Tuesday (Wednesday) Coffee Talk - Ethical Racing

A recent "incident" at a local race brings up a topic of ethical racing. When is a racer crossing the line when making deals to other competitors while in the race? For example say there are 3 in a break and all 3 are from different teams and likely all in the prize winning. What if one of the racers says "Hey I'll give you all my prize winning if you don't chase me down in my next attack." One of the rider agrees and the rider who made the offer does go on to win the race. Is that wrong and when is the line crossed in going too far? What if the rider was wealthy and basically paid them off to let him/her win? What if this was the event for State Championships?

Striking up deals in the race and sharing of prize winnings happens all the time but when is the deal too much?

OK, this is just one scenario and one could create an dozen or more like examples of offers and deals and such.

News Item: 


Hopefully the USAC

Hopefully the USAC representative for Colorado looks into this and takes appropriate action regarding the 1st and 2nd place finishers who "attempted to cause the race to result in an outcome other than on its merits." Team points and individual points should be removed at least for this one race and perhaps more. USAC are you there? BRAC? Are either of you fine organizations up for actually taking action to promote ethical and clean racing?

Books like A Dog in a Hat

Books like A Dog in a Hat show there is a long history of these things happening in the pro ranks but my knee jerk reaction when I hear about payoffs is that they are lame and diminish the nature of the sport. I say this from a fan's perspective. I would like to hear the opinions from people who race Pro 1/2/Open, maybe it's not a big deal to them and an accepted part of racing bicycles. In my cat, the satisfaction of winning a race is a much more valuable thing than the $50 gift cards and merch prizes we get.
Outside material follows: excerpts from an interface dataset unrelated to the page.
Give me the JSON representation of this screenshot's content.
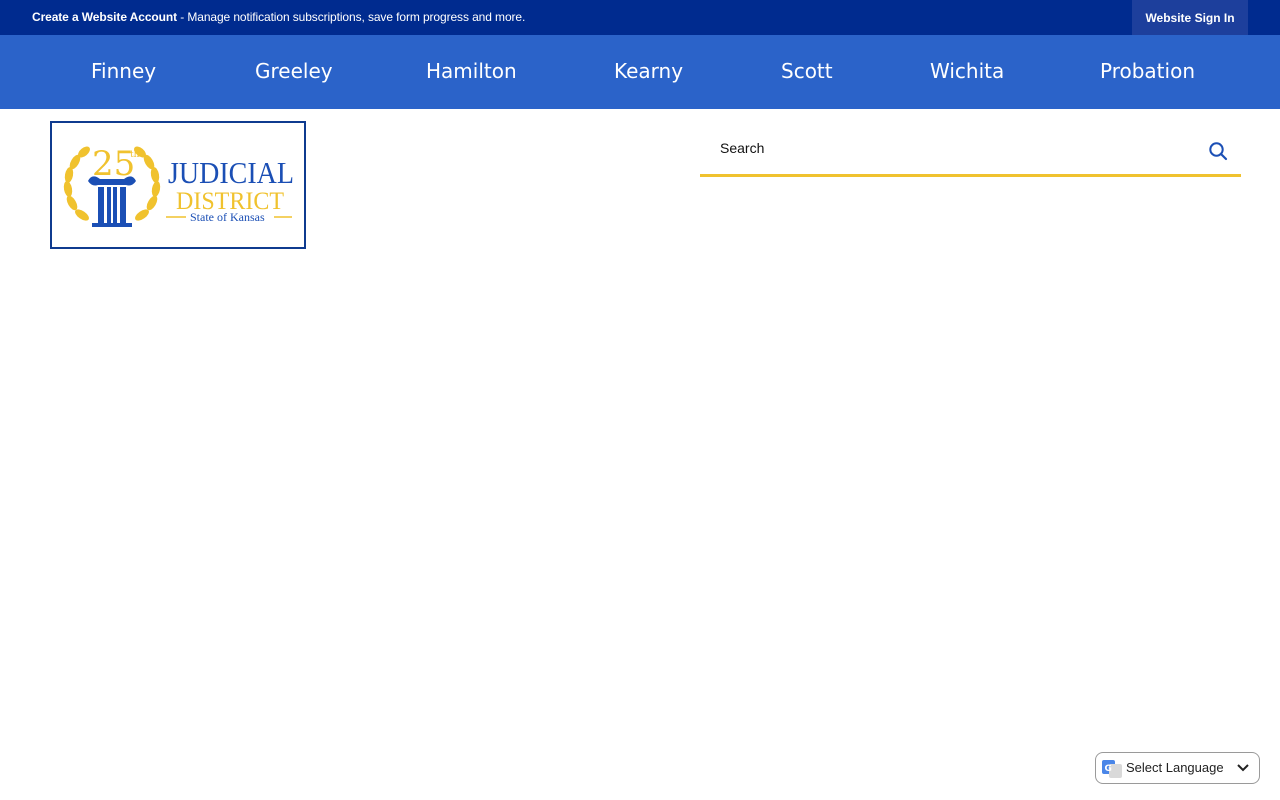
{
  "topbar": {
    "account_link_bold": "Create a Website Account",
    "account_link_rest": " - Manage notification subscriptions, save form progress and more.",
    "signin_label": "Website Sign In"
  },
  "nav": {
    "items": [
      {
        "label": "Finney"
      },
      {
        "label": "Greeley"
      },
      {
        "label": "Hamilton"
      },
      {
        "label": "Kearny"
      },
      {
        "label": "Scott"
      },
      {
        "label": "Wichita"
      },
      {
        "label": "Probation"
      }
    ]
  },
  "logo": {
    "number": "25",
    "ordinal": "th",
    "line1": "JUDICIAL",
    "line2": "DISTRICT",
    "line3": "State of Kansas"
  },
  "search": {
    "placeholder": "Search",
    "icon": "search-icon"
  },
  "language": {
    "label": "Select Language",
    "icon": "google-translate-icon"
  },
  "colors": {
    "topbar": "#002b8f",
    "nav": "#2b63c9",
    "accent_gold": "#f0c22e",
    "logo_blue": "#0f3b8f"
  }
}
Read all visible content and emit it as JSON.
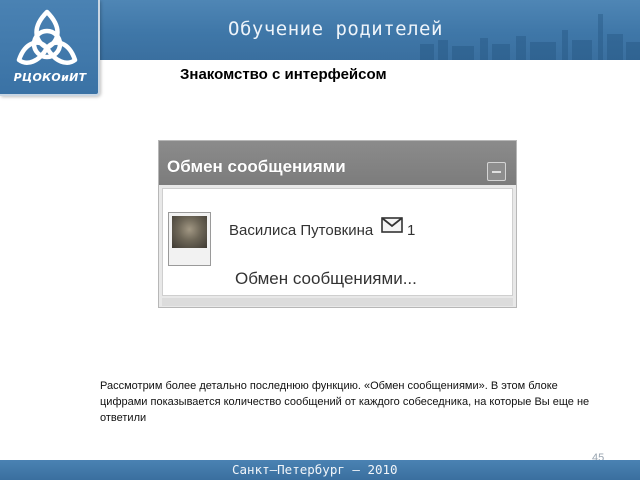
{
  "header": {
    "title": "Обучение родителей",
    "subtitle": "Знакомство с интерфейсом"
  },
  "logo": {
    "text": "РЦОКОиИТ",
    "icon": "trinity-knot-icon"
  },
  "widget": {
    "title": "Обмен сообщениями",
    "collapse_icon": "minus-icon",
    "contact": {
      "name": "Василиса Путовкина",
      "message_icon": "envelope-icon",
      "unread_count": "1"
    },
    "link_label": "Обмен сообщениями..."
  },
  "description": "Рассмотрим более детально последнюю функцию. «Обмен сообщениями». В этом блоке цифрами показывается количество сообщений от каждого собеседника, на которые Вы еще не ответили",
  "page_number": "45",
  "footer": {
    "text": "Санкт–Петербург – 2010"
  },
  "colors": {
    "brand_blue": "#3f77a8",
    "widget_header": "#7f7f7f"
  }
}
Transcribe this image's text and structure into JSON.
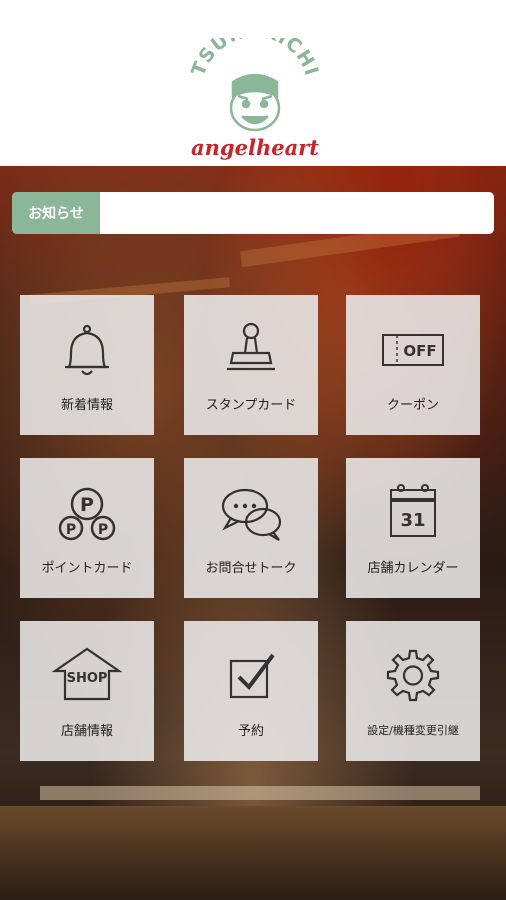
{
  "brand": {
    "name": "TSURUKICHI",
    "sub": "angelheart",
    "colors": {
      "green": "#8cb698",
      "red": "#c8242b"
    }
  },
  "notice": {
    "label": "お知らせ",
    "text": ""
  },
  "menu": [
    {
      "label": "新着情報",
      "icon": "bell-icon"
    },
    {
      "label": "スタンプカード",
      "icon": "stamp-icon"
    },
    {
      "label": "クーポン",
      "icon": "coupon-icon",
      "icon_text": "OFF"
    },
    {
      "label": "ポイントカード",
      "icon": "point-card-icon",
      "icon_text": "P"
    },
    {
      "label": "お問合せトーク",
      "icon": "chat-icon"
    },
    {
      "label": "店舗カレンダー",
      "icon": "calendar-icon",
      "icon_text": "31"
    },
    {
      "label": "店舗情報",
      "icon": "shop-icon",
      "icon_text": "SHOP"
    },
    {
      "label": "予約",
      "icon": "checkbox-icon"
    },
    {
      "label": "設定/機種変更引継",
      "icon": "gear-icon"
    }
  ]
}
Co Cross Cup is NOT orofessional racing

Colorado cyclocross is NOT the pro tour where livelihoods are at stake. Other than 3-4 guys who also race on the road/MTB circuit (Danny, the occasional USGP guy when in town), the open race is populated by committed & talented amateurs who are not dependent on CX for rent/food. I would like to see all prize $ taken out of the local racing scene, with lower entry fees as the result. The fast guys are going to show up and race regardless of prize $, and perhaps we could avoid embarrassing situations where people lose sight of what is important. I would have a hard time justifying a mid-race bribe to my family, wouldn't you?

Rewards greater than Risk

Unfortunately this is the walk of life... regardless of the situation when the perceived reward is greater than the perceived risk humans seem to tend to take the risk. I've known people who I thought to be of good moral character do something questionable and surprising.

The only way to curb this problem is to greatly increase the risk which will maybe reduce the number of occurrences but there will always be someone out there willing to take the risk and break the rules.

As another response mentioned, what is "ethical"? At the end of the day this is (mostly) a personal decision. Just as this country debates people's beliefs vs laws, even when there are laws they will be challenged in many ways.

So was the above example "ethical" racing...? Not in my book. Was it fair? Seemed to be for the two racers involved.

How to solve the problem...? More rules? Encourage racers to report these incidents? At some point when is racing no longer fun for the masses?

I sold a Local Crit once

It's true. Was back in the "dark times" when Joe Papp was still selling EPO to guys in CO. Pretty sure a number of the guys in the break were customers. Either way, they cam to me, the amateur whose team needed a W, and stated "give us the money and you get the win you guys need". I spent the next lap or so mulling it over, being questioned a few times as to my answer. One of the guys attacked and when it came back together it was clear I was either selling the race or getting dropped from the break.

I cracked and sold it.

Having been at the sport for a LONG time now it's definitely the race day that I regret most. I never hit that same type of decision with doping but I fairly sure my teammates did. As a racer, even when racing on the rivet, you know damn well when you hit the line of what's ethical and what's not. I think until you hit that point it's tough to pass too much judgement. The "dark times" are now proving that a lot of well-intended riders didn't make the decision they thought they would when they hit that ethical line.

Diplomatic Immunity

Diplomatic immunity like in Lethal Weapon? Do they have to say it with the accent? I don't think this behavior is consistent with the rest of the BCS team. Have a hard time imagining Pete or Brandon pulling something like this, they are much more process-than-results guys.